◆ **Required work**: Set down every record once more, exactly as given.

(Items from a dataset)
□ □ □

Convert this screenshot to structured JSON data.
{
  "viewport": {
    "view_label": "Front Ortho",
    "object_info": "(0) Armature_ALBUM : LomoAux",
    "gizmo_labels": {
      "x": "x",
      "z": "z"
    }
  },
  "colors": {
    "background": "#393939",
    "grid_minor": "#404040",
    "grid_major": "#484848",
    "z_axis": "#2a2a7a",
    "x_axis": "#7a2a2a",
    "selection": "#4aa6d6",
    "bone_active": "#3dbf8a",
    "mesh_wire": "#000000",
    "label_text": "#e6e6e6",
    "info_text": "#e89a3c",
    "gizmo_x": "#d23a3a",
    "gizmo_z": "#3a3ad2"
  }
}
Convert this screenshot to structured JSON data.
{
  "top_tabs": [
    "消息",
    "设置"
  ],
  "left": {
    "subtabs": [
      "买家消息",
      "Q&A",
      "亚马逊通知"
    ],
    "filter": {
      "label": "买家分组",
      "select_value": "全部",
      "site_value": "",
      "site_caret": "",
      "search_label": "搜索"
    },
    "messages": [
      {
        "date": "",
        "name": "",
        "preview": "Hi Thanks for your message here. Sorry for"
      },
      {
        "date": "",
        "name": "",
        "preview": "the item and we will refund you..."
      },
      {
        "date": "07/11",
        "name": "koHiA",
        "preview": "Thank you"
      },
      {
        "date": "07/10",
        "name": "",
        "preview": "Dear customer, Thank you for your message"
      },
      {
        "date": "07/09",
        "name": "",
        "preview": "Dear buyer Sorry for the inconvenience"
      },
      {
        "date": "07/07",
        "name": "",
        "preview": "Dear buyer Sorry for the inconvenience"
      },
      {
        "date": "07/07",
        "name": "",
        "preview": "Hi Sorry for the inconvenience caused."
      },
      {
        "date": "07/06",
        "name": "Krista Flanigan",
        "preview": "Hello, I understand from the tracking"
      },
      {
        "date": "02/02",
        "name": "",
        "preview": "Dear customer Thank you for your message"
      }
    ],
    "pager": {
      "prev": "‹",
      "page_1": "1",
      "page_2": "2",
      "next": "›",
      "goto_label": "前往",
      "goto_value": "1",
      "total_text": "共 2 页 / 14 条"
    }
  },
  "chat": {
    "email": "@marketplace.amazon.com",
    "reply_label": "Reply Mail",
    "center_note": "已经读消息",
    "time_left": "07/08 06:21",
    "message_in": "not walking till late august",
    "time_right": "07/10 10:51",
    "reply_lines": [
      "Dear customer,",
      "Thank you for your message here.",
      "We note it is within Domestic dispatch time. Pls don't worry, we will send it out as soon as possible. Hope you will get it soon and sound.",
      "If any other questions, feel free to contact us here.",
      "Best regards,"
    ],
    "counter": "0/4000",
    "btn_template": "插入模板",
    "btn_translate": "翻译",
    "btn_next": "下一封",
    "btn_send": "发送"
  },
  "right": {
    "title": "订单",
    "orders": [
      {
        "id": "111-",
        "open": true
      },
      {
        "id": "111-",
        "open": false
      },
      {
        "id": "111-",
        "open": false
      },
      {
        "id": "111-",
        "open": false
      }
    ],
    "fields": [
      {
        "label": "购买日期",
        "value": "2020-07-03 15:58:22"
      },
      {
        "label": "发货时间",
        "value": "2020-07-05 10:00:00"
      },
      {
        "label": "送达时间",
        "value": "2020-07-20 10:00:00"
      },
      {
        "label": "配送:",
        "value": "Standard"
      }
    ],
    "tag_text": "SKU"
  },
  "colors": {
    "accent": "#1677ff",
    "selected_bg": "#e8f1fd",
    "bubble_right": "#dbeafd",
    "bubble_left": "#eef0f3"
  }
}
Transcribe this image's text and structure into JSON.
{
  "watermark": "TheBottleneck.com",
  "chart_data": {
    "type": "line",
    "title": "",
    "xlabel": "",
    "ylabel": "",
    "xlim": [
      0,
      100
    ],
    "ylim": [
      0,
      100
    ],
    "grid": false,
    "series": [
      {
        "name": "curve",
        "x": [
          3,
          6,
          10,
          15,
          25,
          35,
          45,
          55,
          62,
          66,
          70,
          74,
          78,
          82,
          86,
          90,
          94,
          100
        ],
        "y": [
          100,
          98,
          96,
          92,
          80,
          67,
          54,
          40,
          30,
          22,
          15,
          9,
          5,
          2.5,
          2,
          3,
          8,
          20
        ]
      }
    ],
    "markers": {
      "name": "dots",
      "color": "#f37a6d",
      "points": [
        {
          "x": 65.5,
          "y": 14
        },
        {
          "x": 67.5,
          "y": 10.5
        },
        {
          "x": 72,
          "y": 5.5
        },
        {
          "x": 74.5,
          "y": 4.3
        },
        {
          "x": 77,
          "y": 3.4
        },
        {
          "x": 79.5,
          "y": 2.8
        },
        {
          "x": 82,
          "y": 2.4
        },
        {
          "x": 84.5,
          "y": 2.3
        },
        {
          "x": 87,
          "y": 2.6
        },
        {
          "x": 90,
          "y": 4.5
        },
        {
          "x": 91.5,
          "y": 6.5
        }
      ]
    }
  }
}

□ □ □

◆ **Result of the exercise**:
Convert this screenshot to structured JSON data.
{
  "viewport": {
    "view_label": "Front Ortho",
    "object_info": "(0) Armature_ALBUM : LomoAux",
    "gizmo_labels": {
      "x": "x",
      "z": "z"
    }
  },
  "colors": {
    "background": "#393939",
    "grid_minor": "#404040",
    "grid_major": "#484848",
    "z_axis": "#2a2a7a",
    "x_axis": "#7a2a2a",
    "selection": "#4aa6d6",
    "bone_active": "#3dbf8a",
    "mesh_wire": "#000000",
    "label_text": "#e6e6e6",
    "info_text": "#e89a3c",
    "gizmo_x": "#d23a3a",
    "gizmo_z": "#3a3ad2"
  }
}
Convert this screenshot to structured JSON data.
{
  "top_tabs": [
    "消息",
    "设置"
  ],
  "left": {
    "subtabs": [
      "买家消息",
      "Q&A",
      "亚马逊通知"
    ],
    "filter": {
      "label": "买家分组",
      "select_value": "全部",
      "site_value": "",
      "site_caret": "",
      "search_label": "搜索"
    },
    "messages": [
      {
        "date": "",
        "name": "",
        "preview": "Hi Thanks for your message here. Sorry for"
      },
      {
        "date": "",
        "name": "",
        "preview": "the item and we will refund you..."
      },
      {
        "date": "07/11",
        "name": "koHiA",
        "preview": "Thank you"
      },
      {
        "date": "07/10",
        "name": "",
        "preview": "Dear customer, Thank you for your message"
      },
      {
        "date": "07/09",
        "name": "",
        "preview": "Dear buyer Sorry for the inconvenience"
      },
      {
        "date": "07/07",
        "name": "",
        "preview": "Dear buyer Sorry for the inconvenience"
      },
      {
        "date": "07/07",
        "name": "",
        "preview": "Hi Sorry for the inconvenience caused."
      },
      {
        "date": "07/06",
        "name": "Krista Flanigan",
        "preview": "Hello, I understand from the tracking"
      },
      {
        "date": "02/02",
        "name": "",
        "preview": "Dear customer Thank you for your message"
      }
    ],
    "pager": {
      "prev": "‹",
      "page_1": "1",
      "page_2": "2",
      "next": "›",
      "goto_label": "前往",
      "goto_value": "1",
      "total_text": "共 2 页 / 14 条"
    }
  },
  "chat": {
    "email": "@marketplace.amazon.com",
    "reply_label": "Reply Mail",
    "center_note": "已经读消息",
    "time_left": "07/08 06:21",
    "message_in": "not walking till late august",
    "time_right": "07/10 10:51",
    "reply_lines": [
      "Dear customer,",
      "Thank you for your message here.",
      "We note it is within Domestic dispatch time. Pls don't worry, we will send it out as soon as possible. Hope you will get it soon and sound.",
      "If any other questions, feel free to contact us here.",
      "Best regards,"
    ],
    "counter": "0/4000",
    "btn_template": "插入模板",
    "btn_translate": "翻译",
    "btn_next": "下一封",
    "btn_send": "发送"
  },
  "right": {
    "title": "订单",
    "orders": [
      {
        "id": "111-",
        "open": true
      },
      {
        "id": "111-",
        "open": false
      },
      {
        "id": "111-",
        "open": false
      },
      {
        "id": "111-",
        "open": false
      }
    ],
    "fields": [
      {
        "label": "购买日期",
        "value": "2020-07-03 15:58:22"
      },
      {
        "label": "发货时间",
        "value": "2020-07-05 10:00:00"
      },
      {
        "label": "送达时间",
        "value": "2020-07-20 10:00:00"
      },
      {
        "label": "配送:",
        "value": "Standard"
      }
    ],
    "tag_text": "SKU"
  },
  "colors": {
    "accent": "#1677ff",
    "selected_bg": "#e8f1fd",
    "bubble_right": "#dbeafd",
    "bubble_left": "#eef0f3"
  }
}
Transcribe this image's text and structure into JSON.
{
  "watermark": "TheBottleneck.com",
  "chart_data": {
    "type": "line",
    "title": "",
    "xlabel": "",
    "ylabel": "",
    "xlim": [
      0,
      100
    ],
    "ylim": [
      0,
      100
    ],
    "grid": false,
    "series": [
      {
        "name": "curve",
        "x": [
          3,
          6,
          10,
          15,
          25,
          35,
          45,
          55,
          62,
          66,
          70,
          74,
          78,
          82,
          86,
          90,
          94,
          100
        ],
        "y": [
          100,
          98,
          96,
          92,
          80,
          67,
          54,
          40,
          30,
          22,
          15,
          9,
          5,
          2.5,
          2,
          3,
          8,
          20
        ]
      }
    ],
    "markers": {
      "name": "dots",
      "color": "#f37a6d",
      "points": [
        {
          "x": 65.5,
          "y": 14
        },
        {
          "x": 67.5,
          "y": 10.5
        },
        {
          "x": 72,
          "y": 5.5
        },
        {
          "x": 74.5,
          "y": 4.3
        },
        {
          "x": 77,
          "y": 3.4
        },
        {
          "x": 79.5,
          "y": 2.8
        },
        {
          "x": 82,
          "y": 2.4
        },
        {
          "x": 84.5,
          "y": 2.3
        },
        {
          "x": 87,
          "y": 2.6
        },
        {
          "x": 90,
          "y": 4.5
        },
        {
          "x": 91.5,
          "y": 6.5
        }
      ]
    }
  }
}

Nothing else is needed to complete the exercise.